Downtown On a Budget: Nonprofits and Others Stand to Gain From Downtown’s Inventory Changes
Traditionally, nonprofit organizations have preferred to remain in Manhattan, largely due to its centralized location. Cassidy Turley predicts this trend will continue over the next decade, especially as the other commercial submarkets in New York City and surrounding areas, including downtown Brooklyn, Long Island City, the Bronx and Upper Manhattan, do not have significant office supply and as a result their rental rates may not be as affordable as downtown Manhattan.
With its reasonable asking rents, diverse building inventory and exceptional accessibility to the outer boroughs and nearby suburbs, downtown has traditionally been an attractive home for nonprofits that may have otherwise been priced out of midtown and midtown south submarkets.
Over the past 20 years, pricing in the downtown and midtown markets has varied; downtown Class B space has always proven less expensive over the past 20 years and especially over the past 10 years, and during the last boom period, from 2006 to 2008. Downtown Class B office space has typically been less volatile than downtown Class A office space, showing less of a spike up or down with market changes.
In addition to losing 15 million square feet of Class A office space post-9/11, downtown has also lost 15 million square feet of inventory due to residential conversions over the past 15 years; 10 million square feet of which was Class B inventory. As a result, Class B prices have not declined as much as expected during the past two economic downturns. Downtown Class B pricing still remains 19.9 percent below that of downtown Class A pricing.
Cassidy Turley anticipates significant additions to the supply and availability of office space downtown. A number of large financial firms currently have or are anticipated to downsize or vacate space in Lower Manhattan. As the World Trade Center is rebuilt, it will result in 4.7 million to 9.1 million square feet of new office space added back to the downtown submarket.
There are several current and potential large blocks of available space downtown that are greater than 500,000 square feet that could be added to the market through 2014, which in turn may result in price reductions for smaller Class B office buildings over time.
AFTER A PERIOD of dark forecasts, including prognostications of large-scale job losses, tenant contractions/bankruptcies, spiking space vacancies and plummeting rents, Manhattan seems to have weathered the storm. The economy, especially in Manhattan, has begun a relatively rapid rebound in 2010, with local employers adding more than 50,000 private-sector jobs in the first half of 2010. There has been little new construction over the past decade in Manhattan, which has certainly helped speed the recovery.
Downtown is one area adding new inventory, including 7 World Trade Center, 200 West Street, 1 World Trade Center and 4 World Trade Center. Tenants who desire new, modern, green or technologically advanced office space will be inclined to gravitate to downtown.
The big blocks of space coming back to the market would take an extended period of time to be absorbed by occupier demand. According to Cassidy Turley, there are a number of different potential vacancy rate trends for downtown, which vary based on different lease renewal assumptions and office absorption, or the overall amount of space that is leased up compared to space that is added to the market.

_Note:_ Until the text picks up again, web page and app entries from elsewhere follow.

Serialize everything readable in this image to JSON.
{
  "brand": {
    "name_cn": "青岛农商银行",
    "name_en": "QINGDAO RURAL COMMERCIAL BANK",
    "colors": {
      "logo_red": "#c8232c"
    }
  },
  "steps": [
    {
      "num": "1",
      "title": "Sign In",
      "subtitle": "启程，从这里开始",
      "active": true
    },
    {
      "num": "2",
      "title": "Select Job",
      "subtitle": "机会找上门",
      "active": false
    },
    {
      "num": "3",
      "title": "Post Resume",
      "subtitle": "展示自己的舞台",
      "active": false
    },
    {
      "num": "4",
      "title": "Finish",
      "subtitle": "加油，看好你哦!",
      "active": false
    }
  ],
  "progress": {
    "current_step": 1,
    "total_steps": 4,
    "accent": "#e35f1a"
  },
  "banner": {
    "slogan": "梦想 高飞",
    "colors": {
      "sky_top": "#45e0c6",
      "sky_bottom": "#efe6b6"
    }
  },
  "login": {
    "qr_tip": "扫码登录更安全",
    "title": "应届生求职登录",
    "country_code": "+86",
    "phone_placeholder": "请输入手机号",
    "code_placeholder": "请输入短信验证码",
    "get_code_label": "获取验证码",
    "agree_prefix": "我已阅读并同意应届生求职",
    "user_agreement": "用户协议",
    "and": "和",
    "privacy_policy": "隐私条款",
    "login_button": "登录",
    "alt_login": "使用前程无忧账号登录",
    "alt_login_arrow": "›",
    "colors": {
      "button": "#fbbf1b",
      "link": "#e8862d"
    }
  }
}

Based on historical experiences, Cassidy Turley expects space additions to the downtown office market to put pressure on landlords of downtown Class A space to reduce their prices, to keep their buildings occupied, ignoring the politically charged question of whether the government-sponsored or government-subsidized office buildings will undermine rental pricing, as occurred during the original trade center lease-up decades ago.
Tenants who can afford to improve the quality of the space they occupy will be financially motivated to move from lesser-quality Class B space into newer, higher-quality and perhaps better-located Class A space in downtown.
This in turn will require downtown Class B owners to reduce their pricing to compete for the now-smaller pool of Class B tenants. This is the space that we anticipate nonprofits will be able to lease at favorable rates, assuming the organization is sufficiently stable from a head-count perspective to commit to a lease for at least the next decade.
For nonprofits and other budget-sensitive companies with leases expiring in 2011 and 2012, now is the perfect time to prepare a real estate occupancy plan. To maximize the benefits of anticipated lower rents and the availability of more space options, downtown Manhattan should be included as part of any space survey, and such a plan should be implemented in 2011.
David Lebenstein is a senior managing director and the director of the not-for-profit division at Cassidy Turley.